Although we have a few electrical engineers at The MakerHive (thanks for the FB like, BTW) I used off the shelf electronics for this project. That's a KK 2.1.5 control board and a QBrain motor controller. The radio is modular, but I have a Turnigy 9R on it at the moment.
Great idea! I'll definitely write a post about it.
Very nice blog, Greg !
Hi Jim, awesome work you've done there! This is a great example of the cool stuff you can do with DesignSpark Mechanical :)
Please share your design journey with pictures/videos in a DesignSpark Blog.
Will be a great read for all the innovators and makers out there.
The proliferation of drones and their use by unlicensed and unskilled users has raised serious concern amongst airline and General Aviation pilots.
There have been potential accidents reported.
Unless there is a severe limitation enforced by legal penalties forthcoming there will eventualy be a tragic loss of life.
For one of these drones operating within the same airspace and there have been reports already, see this month's edition of Pilot magazine, disaster is only a matter of time.
I would have been nice if you had credited the sites you copied your article's images from. For instance I recognize two of the images as being from www.openpilot.org. Even images licensed CC-BY-SA require credit (the BY part) as a condition of reusing their material.
I'd love to discuss my recent quadcopter project with you as a part of this series. I used DesignSpark Mechanical to design everything from scratch and 3D printed it. Everything that's green (except the props) was drawn in DSM2 and 3D printed.

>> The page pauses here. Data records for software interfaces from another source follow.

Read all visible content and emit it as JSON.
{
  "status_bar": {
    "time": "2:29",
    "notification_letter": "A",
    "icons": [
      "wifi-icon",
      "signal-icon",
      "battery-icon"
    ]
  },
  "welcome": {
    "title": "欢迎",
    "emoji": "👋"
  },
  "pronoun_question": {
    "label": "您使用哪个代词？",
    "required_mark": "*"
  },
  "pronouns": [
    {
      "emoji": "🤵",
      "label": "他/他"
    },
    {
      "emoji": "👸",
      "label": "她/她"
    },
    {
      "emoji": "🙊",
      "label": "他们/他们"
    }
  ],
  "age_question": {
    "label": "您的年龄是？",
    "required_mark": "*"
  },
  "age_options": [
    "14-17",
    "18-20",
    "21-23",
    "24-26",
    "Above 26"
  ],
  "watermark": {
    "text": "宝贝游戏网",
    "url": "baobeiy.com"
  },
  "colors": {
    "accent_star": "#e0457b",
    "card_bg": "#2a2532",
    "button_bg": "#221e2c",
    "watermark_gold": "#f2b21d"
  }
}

I even 3D printed my own molds to make the silicone vibration isolators. http://imgur.com/a/saqbM